(Web page and app entries)
::::
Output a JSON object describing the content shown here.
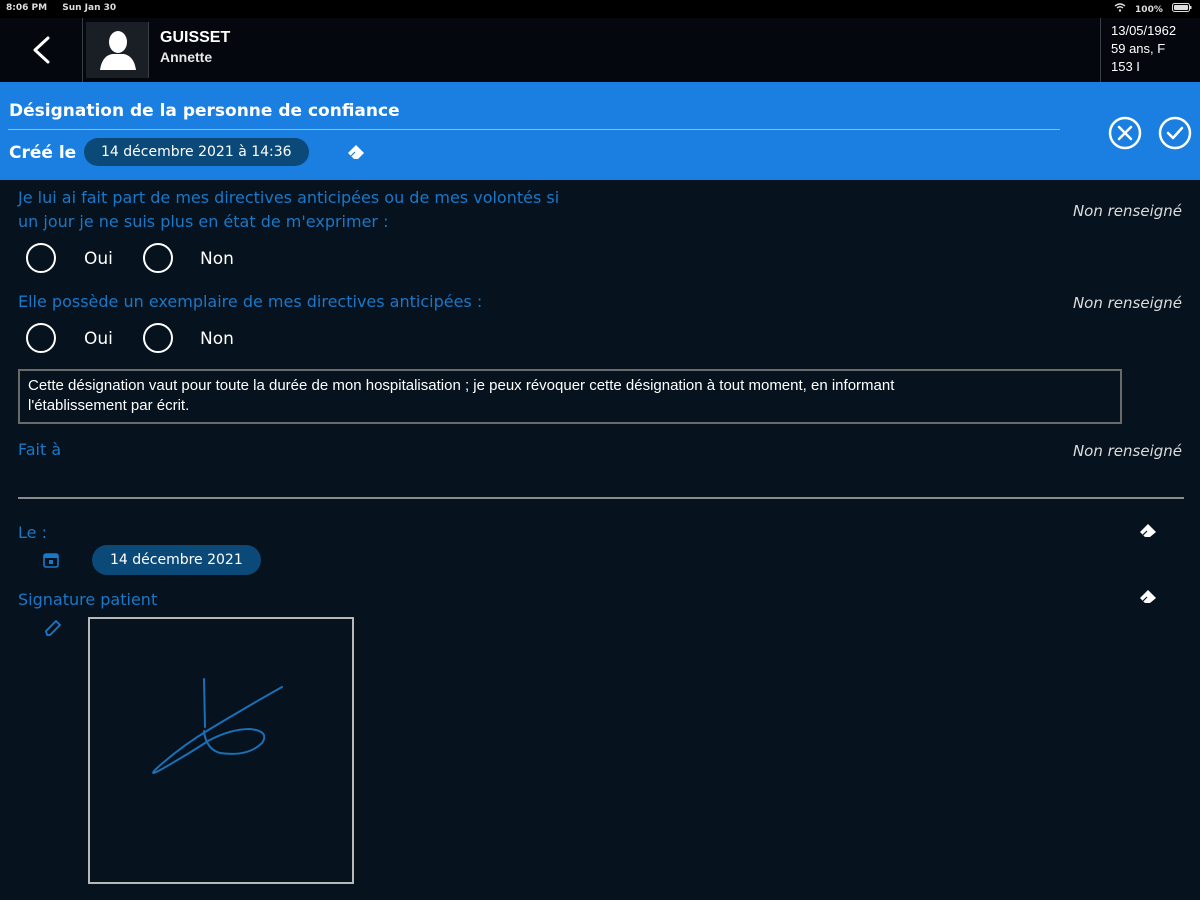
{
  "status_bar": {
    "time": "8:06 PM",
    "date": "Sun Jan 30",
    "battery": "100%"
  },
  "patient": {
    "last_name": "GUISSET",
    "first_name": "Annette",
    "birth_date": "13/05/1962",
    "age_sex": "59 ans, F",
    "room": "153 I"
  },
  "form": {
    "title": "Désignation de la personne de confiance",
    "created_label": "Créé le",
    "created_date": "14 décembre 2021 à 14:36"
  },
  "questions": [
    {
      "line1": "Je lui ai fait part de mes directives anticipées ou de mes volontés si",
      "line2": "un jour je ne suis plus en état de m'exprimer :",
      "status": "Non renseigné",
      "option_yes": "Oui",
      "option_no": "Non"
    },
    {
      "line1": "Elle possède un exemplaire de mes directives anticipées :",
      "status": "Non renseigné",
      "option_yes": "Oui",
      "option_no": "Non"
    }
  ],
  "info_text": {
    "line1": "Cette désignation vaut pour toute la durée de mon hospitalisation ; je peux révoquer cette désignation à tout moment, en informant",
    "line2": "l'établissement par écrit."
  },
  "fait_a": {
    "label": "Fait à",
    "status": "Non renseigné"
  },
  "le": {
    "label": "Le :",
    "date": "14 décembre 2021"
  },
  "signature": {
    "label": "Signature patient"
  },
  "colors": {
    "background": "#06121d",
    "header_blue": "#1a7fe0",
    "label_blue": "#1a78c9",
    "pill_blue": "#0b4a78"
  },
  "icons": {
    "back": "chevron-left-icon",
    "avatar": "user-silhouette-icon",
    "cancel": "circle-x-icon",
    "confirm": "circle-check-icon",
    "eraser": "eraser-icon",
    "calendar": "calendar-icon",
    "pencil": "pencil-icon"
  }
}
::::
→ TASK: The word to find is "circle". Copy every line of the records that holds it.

→ OUTPUT:
    "cancel": "circle-x-icon",
    "confirm": "circle-check-icon",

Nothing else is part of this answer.